One of the more colorful of Australia’s politicians was Paul Keating; Treasurer for Australia in the 1980’s who went on to become Prime Minister. Keating was quick witted, one not to mince words, irreverent but unusually dedicated. He publically admitted his lack of economics knowledge when first he became Treasurer and in those early days often looked rather bleary eyed and tired, from all night and early morning sessions poring over the latest treasury forecasts.
Personally I always thought he was a very clear thinker and one of the very few politicians whose communications were fluid and smooth; devoid of the usual irritating ums and arrs or awkward pregnant pauses. He was recently interviewed by Kerry O’Brian of the ABC and if you read the transcript I think you will be surprised by that same style. Click here to read the transcript.
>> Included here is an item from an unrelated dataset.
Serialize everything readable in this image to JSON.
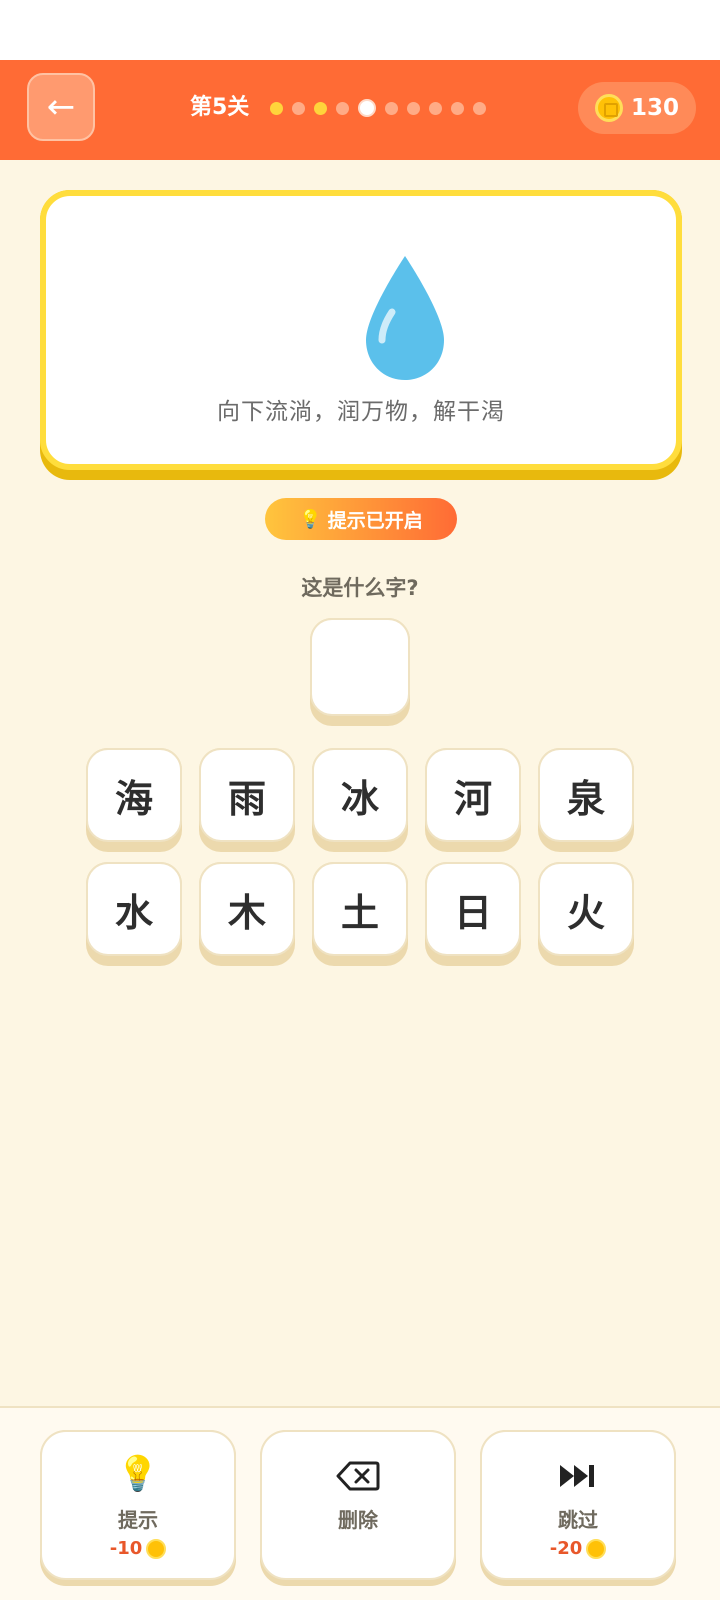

Keating instituted many economic reforms; more so than anyone before or after him as he unshackled our labour and banking practices strangled in regulations and allowed the Australian dollar to float. But his most significant reform was to establish a universal superannuation scheme.
Keating’s grand vision was to encourage every citizen to save for retirement, and in the process create a huge pool of investment capital to enrich the nation. At that time superannuation existed for only about 50 % of the workforce and the remainder relied on somewhat meager government payments of the old age pension. Keating’s idea was the aged pension would become increasingly irrelevant as it was quickly superseded by universal superannuation. His vision was that every citizen would have a post retirement income equivalent to preretirement, paid for from a pension out of each persons superannuation account.
It began with the employer paying in a compulsory 4 %( initially Government funded) for all workers and eventually the minimum guaranteed percentage rose to 9%. Many people personally paid in another 5% or even matched the 9% contribution.
It was Keating’s intention to legislate for the 9 % to be increased to 15% but such intentions was denied after he lost the 1996 federal election and subsequently the elected Liberal Coalition showed no interest in increasing the percentage. Actuarially over a working lifetime, assuming just 15% and investing to give real rates of return you will finish up with sufficient funds to accomplish the goal of self funded retirees.
Superannuation remains unfinished business which hopefully will be rectified by the Rudd Government.